David Beckham has an incredible football reputation, but he also has an enduring reputation as being a genuinely nice man. Recently in an interview he was asked what his thoughts were about Alex Ferguson’s recent autobiography, in which the former Manchester United Manager was critical of Beckham several times. Rather than respond with an equally critical rebuttal, or even a defence, or even an examination of Ferguson’s anecdotes, Beckham was extremely calm and unflustered, and genuinely seemed unbothered by the mention of what would no doubt be insulting to most people.
That is not to say that Beckham wasn’t insulted by the relevant parts of Ferguson’s book, which he may well have been, but that he didn’t feel the need to express any anger over the situation. He even went on to praise his ex boss and back-up previous statements he’s made that Ferguson is his favourite football club manager, and whilst not saying how wonderful a person he is, Beckham was careful not to anything that could be construed, in the slightest way, as an insult.
We can all learn something from David Beckham’s performance here, and apply it to situations where we find ourselves taking criticism from someone in or out of the room. By not engaging with ad hominem attacks or responding aggressively to criticism, we assert ourselves as calm and rational, willing to listen, and in control – if not of the situation then at least of ourselves. Perhaps one of the main reasons people fall into the traps of fighting back against insults or looking indignant or angry is that it can be hard to de-personalise criticism, and some criticism is indeed personal. If someone were to tell you about how they think you could do your job better, they may approach such an conversation in a number ways, effective and ineffective. Regardless, if you remain calm you can take in the information and opinion they offer and decide if it’s relevant. It may not be pleasant, but this sort of information helps you; either in improving something or sussing out how others perceive you. If someone were to personally attack you, the best thing to do is just to not engage and try to steer the conversation to more helpful topics.

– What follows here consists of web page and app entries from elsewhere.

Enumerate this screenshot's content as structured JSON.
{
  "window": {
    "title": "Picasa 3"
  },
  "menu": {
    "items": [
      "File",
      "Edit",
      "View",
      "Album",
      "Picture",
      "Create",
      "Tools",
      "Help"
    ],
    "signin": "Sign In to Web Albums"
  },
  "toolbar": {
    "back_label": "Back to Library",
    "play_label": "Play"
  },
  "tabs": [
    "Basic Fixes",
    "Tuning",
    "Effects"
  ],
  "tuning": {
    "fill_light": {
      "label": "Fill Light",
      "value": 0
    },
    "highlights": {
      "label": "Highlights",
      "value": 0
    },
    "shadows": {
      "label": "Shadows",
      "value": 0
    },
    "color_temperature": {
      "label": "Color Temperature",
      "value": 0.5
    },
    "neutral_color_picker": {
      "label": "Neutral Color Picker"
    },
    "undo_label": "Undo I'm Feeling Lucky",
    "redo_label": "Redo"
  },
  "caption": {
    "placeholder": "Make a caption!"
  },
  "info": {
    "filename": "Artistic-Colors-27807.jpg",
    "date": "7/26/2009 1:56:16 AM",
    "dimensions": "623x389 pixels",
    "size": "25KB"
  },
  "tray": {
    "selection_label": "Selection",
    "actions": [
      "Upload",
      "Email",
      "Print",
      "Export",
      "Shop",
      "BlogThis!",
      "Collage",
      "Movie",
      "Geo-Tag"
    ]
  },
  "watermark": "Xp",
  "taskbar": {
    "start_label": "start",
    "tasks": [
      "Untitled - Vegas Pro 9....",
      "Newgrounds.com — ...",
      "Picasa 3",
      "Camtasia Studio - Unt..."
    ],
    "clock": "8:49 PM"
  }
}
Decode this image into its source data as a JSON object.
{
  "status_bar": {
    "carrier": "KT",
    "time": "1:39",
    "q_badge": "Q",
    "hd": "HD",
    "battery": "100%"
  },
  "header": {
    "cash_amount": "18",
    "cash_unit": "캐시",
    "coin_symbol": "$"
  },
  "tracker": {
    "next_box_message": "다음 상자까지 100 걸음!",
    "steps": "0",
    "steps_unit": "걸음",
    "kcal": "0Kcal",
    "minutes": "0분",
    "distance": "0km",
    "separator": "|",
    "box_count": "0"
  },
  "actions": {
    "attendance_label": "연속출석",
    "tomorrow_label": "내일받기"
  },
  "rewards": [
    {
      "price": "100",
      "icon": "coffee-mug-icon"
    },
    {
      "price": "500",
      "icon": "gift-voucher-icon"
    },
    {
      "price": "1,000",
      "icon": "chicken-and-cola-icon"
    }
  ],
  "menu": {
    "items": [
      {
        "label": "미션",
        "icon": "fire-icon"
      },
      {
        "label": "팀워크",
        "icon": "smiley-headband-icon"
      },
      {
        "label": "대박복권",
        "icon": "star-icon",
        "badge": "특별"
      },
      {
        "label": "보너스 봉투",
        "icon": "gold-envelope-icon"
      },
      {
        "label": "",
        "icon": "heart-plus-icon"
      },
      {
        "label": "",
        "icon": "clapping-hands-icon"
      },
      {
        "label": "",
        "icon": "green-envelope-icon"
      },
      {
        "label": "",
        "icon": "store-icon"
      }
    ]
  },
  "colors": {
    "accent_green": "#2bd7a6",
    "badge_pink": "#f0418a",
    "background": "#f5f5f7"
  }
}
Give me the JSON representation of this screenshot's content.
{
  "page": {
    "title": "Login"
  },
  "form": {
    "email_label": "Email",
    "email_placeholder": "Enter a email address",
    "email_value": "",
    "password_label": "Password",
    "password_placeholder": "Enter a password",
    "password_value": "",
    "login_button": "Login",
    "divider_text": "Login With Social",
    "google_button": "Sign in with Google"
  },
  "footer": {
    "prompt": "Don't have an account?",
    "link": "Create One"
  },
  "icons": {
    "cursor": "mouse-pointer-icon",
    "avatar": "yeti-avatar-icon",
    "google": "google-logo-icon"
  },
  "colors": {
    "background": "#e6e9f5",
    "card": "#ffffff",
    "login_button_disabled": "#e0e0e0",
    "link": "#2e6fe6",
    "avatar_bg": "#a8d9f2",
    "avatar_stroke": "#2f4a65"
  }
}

Here, Beckham did just these things and he didn’t dwell on any negativity, whether on himself or on Ferguson, and all of this goes to support his well-earnt image as someone you could sit down have a chat with.